People with type 1 or type 2 diabetes should have a dilated eye exam performed by an eye doctor (ophthalmologist) every year. The American Diabetes Association (ADA) recommends that anyone who's older than 10 with type 1 diabetes have his or her first eye exam within five years of being diagnosed with diabetes. For people with type 2 diabetes, the ADA advises getting the initial eye exam soon after you've been diagnosed with diabetes, because you may have had diabetes for some time without knowing it.
After the initial exam, the ADA recommends that people with either type 1 or type 2 diabetes get an annual eye exam. Some people who've had repeated normal exams may be able to extend the time between exams to two to three years. Ask your eye doctor what he or she recommends.
Women with diabetes who become pregnant need to have an eye exam during the first trimester of pregnancy and possibly again later in the pregnancy, depending on the results of the first exam. The reason for this is that pregnancy can sometimes worsen diabetic retinopathy.
Because appointments can be brief, and there's often a lot of ground to cover, it's a good idea to arrive prepared. Here's some information to help you get ready for your eye appointment and what to expect from your eye doctor.
What you can do
- Write down a brief summary of your diabetes history, including when you were diagnosed, what medications you currently take for diabetes, what medications you've used in the past, your average blood sugar levels in recent weeks, and your last few hemoglobin A1C readings, if you know them.
- Make a list of any other medications that you take, along with the dosage information. Also write down the names and doses of any vitamins or supplements that you're taking.
- Write down any symptoms you're experiencing, if any. Include any that may seem unrelated to potential eye problems, because other conditions can affect your eye health.

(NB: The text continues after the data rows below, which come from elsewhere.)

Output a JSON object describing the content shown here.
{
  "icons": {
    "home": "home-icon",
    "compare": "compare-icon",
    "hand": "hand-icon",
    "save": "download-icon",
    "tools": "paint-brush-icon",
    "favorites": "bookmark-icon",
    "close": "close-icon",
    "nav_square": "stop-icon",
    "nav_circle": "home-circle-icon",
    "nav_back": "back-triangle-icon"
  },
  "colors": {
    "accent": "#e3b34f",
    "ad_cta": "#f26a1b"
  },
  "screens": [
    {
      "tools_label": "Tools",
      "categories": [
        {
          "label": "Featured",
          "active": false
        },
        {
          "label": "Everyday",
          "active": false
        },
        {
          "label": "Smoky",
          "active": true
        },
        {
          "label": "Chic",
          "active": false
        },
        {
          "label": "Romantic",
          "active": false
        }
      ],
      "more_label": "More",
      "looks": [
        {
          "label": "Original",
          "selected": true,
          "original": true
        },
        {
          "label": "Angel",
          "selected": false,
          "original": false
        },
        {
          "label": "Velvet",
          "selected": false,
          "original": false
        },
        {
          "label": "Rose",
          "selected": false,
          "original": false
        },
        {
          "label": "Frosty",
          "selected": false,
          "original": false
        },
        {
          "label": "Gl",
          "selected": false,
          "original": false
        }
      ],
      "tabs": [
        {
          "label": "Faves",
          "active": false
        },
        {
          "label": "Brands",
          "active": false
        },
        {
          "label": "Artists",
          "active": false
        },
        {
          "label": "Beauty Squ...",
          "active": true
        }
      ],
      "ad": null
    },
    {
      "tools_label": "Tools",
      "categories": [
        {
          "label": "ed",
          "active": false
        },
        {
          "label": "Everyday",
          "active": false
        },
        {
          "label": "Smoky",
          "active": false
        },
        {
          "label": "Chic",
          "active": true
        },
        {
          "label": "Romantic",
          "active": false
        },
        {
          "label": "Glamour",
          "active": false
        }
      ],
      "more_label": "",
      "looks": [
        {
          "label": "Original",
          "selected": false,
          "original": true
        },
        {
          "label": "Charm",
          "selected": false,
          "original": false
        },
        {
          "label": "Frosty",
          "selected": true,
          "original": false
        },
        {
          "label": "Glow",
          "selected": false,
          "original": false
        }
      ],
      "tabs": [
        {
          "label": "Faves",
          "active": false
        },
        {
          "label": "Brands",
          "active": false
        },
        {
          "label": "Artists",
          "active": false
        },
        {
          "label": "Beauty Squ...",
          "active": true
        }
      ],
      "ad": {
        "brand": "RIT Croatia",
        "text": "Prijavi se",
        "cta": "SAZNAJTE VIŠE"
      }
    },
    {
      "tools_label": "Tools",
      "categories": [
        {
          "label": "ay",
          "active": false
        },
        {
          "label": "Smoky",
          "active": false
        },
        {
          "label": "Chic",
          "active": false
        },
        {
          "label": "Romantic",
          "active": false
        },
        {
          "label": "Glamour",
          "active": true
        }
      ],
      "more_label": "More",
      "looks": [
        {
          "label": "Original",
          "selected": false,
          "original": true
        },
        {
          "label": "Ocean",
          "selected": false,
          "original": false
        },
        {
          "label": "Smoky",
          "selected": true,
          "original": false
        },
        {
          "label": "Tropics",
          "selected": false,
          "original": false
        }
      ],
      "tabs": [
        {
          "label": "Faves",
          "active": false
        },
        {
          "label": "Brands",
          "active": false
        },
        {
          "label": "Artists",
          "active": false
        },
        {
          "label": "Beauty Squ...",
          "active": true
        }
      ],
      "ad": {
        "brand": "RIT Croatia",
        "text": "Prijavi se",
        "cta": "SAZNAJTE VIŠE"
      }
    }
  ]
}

- Ask a family member or friend to come with you, if possible. Sometimes it can be difficult to remember all of the information provided to you, and someone who accompanies you might remember something that you missed or forgot. In addition, because your eyes will stay dilated for some time after the exam, a companion would be available to drive you home.
- Write down questions to ask your doctor.
Preparing a list of questions can help you cover all of the points that are important to you. For diabetic retinopathy, some basic questions to ask your doctor include:
- Why is diabetes affecting my vision?
- Do I need any other tests?
- Is this condition temporary or long lasting?
- What treatments are available, and which do you recommend?
- What types of side effects can I expect from treatment?
- I have other health conditions. How can I best manage them together?
- If I control my blood sugar, will my eye symptoms go away?
- What do my blood sugar goals need to be to protect my eyes?
- Are there any brochures or other printed material that I can take with me? What websites do you recommend?
In addition to the questions that you've prepared to ask your doctor, don't hesitate to ask additional questions.
What to expect from your doctor
Your doctor is likely to ask you a number of questions. Being ready to answer them may reserve time to go over any points you want to spend more time on. Your doctor may ask:
Mar. 27, 2012
- Are you having any eye symptoms, such as blurred vision or seeing floaters?
- How long have you been experiencing symptoms?
- In general, how is your diabetes management?
- What was your last hemoglobin A1C?
- Do you have any other health conditions, such as high blood pressure or abnormal cholesterol?
- Have you had any eye surgery?
- Standards of medical care in diabetes, 2012. American Diabetes Association. Diabetes Care. 2012;35(suppl):11.
- Diabetic retinopathy. National Eye Institute. http://www.nei.nih.gov/health/diabetic/retinopathy.asp. Accessed Dec. 26, 2011.
- Fraser CE, et al. Classification and clinical features of diabetic retinopathy. http://www.uptodate.com/home/index.html . Accessed Dec. 26, 2011.
- Preferred practice pattern: Diabetic retinopathy. American Academy of Ophthalmology. http://one.aao.org/CE/PracticeGuidelines/PPP_Content.aspx?cid=d0c853d3-219f-487b-a524-326ab3cecd9a. Accessed Dec. 26, 2011.
- Fraser CE, et al. Prevention and treatment of diabetic retinopathy. http://www.uptodate.com/home/index.html . Accessed Dec. 26, 2011.
- Grape seed extract. National Center for Complementary and Alternative Medicine. http://nccam.nih.gov/health/grapeseed/ataglance.htm. Accessed Jan. 6. 2012.
- Retinopathy. Natural Medicines Comprehensive Database. http://www.naturaldatabase.com. Accessed Jan. 6, 2012.
- Head KA. Natural therapies for ocular diseases, part one: Diseases of the retina. Alternative Medicine Review. 1999;4:342.
- Engels G. Butcher's broom. HerbalGram. 2010;85:1.
- Robertson DM (expert opinion). Mayo Clinic, Rochester, Minn. Jan. 14, 2012.